Goal of the exercise
Filter the data for lines with the word "name", then copy every line so identified.

Input material

################

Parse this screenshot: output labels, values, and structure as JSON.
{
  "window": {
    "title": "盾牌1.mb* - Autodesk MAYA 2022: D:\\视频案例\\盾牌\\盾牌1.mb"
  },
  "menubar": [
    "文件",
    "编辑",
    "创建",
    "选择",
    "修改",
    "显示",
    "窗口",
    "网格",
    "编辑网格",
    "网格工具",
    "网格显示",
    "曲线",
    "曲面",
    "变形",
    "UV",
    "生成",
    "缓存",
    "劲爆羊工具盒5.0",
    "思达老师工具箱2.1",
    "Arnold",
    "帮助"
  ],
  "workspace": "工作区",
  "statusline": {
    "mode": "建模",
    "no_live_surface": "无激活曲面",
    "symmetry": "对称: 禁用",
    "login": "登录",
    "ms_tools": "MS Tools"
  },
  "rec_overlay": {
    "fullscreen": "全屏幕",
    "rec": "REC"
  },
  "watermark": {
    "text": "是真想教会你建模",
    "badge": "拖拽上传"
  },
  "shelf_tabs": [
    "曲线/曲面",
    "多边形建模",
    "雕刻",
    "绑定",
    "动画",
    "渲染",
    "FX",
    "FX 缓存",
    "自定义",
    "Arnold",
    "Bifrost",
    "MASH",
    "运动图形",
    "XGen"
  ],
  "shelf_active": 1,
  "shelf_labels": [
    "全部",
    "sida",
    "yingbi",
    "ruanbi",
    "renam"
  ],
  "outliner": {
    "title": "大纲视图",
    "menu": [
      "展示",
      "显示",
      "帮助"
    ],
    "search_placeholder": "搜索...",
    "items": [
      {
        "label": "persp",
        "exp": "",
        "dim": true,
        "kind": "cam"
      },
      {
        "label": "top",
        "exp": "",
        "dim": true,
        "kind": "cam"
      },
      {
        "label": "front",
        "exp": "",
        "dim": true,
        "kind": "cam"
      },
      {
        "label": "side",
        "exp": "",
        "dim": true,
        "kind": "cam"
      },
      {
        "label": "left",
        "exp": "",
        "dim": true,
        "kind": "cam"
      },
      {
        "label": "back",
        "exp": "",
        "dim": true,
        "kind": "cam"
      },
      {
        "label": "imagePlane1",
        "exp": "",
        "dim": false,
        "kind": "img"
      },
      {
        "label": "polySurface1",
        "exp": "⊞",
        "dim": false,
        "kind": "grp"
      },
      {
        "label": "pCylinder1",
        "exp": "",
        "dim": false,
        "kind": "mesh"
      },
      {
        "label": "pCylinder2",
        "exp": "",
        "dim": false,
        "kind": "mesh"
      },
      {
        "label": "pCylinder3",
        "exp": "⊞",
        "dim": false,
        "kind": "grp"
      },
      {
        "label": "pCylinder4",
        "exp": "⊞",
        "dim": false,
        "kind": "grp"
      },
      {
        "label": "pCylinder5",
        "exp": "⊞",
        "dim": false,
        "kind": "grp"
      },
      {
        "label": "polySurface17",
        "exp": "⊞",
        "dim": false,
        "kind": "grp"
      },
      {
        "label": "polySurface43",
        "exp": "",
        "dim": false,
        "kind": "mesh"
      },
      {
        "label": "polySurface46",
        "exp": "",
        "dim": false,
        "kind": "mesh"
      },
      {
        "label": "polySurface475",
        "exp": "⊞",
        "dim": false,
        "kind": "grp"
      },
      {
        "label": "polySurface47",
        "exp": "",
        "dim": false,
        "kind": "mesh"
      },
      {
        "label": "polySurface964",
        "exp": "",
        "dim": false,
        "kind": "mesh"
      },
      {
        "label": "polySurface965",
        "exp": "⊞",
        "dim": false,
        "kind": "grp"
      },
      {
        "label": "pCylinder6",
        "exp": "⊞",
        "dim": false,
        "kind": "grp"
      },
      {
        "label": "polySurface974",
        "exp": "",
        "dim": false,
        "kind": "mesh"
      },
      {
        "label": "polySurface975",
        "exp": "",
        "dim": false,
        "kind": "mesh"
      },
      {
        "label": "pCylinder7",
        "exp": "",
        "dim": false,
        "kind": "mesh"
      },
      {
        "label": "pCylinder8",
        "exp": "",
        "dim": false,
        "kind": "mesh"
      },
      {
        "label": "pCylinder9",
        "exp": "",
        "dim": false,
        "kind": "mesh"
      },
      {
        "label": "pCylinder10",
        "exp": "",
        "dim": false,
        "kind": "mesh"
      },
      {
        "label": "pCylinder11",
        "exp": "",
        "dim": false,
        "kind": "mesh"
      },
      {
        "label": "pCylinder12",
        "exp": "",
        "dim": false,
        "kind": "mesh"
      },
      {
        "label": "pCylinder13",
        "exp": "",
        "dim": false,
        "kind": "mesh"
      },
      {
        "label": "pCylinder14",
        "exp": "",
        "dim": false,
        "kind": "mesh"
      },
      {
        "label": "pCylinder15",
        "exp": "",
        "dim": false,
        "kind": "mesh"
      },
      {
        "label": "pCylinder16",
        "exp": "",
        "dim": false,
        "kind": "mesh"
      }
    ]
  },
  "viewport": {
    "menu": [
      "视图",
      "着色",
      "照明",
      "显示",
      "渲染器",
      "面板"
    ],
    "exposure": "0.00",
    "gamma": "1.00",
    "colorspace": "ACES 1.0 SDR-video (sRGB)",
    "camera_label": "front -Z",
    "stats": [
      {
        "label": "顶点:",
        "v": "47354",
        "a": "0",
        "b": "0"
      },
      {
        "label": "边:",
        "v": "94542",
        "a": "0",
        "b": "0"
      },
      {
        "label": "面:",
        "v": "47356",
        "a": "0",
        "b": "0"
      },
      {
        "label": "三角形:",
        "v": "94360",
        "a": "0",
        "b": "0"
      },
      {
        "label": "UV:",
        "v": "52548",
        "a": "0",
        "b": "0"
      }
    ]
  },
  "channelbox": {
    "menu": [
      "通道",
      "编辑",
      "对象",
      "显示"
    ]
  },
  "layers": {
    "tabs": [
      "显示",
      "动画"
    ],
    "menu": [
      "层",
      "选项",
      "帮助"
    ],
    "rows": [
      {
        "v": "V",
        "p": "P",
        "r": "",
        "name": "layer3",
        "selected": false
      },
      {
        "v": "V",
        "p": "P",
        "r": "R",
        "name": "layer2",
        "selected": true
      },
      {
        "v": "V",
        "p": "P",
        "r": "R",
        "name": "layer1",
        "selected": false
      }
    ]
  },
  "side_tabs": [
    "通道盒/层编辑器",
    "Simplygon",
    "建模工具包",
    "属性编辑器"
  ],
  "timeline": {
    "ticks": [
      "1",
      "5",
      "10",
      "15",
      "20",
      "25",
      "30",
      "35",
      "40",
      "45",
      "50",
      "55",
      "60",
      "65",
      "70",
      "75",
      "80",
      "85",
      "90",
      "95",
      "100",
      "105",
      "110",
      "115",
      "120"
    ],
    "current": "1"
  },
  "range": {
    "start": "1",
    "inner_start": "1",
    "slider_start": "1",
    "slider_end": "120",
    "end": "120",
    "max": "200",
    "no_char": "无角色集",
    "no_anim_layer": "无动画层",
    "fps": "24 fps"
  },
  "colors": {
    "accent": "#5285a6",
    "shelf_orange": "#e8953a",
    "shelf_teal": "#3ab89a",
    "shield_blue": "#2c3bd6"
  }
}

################

Exercise solution
        "name": "layer3",
        "name": "layer2",
        "name": "layer1",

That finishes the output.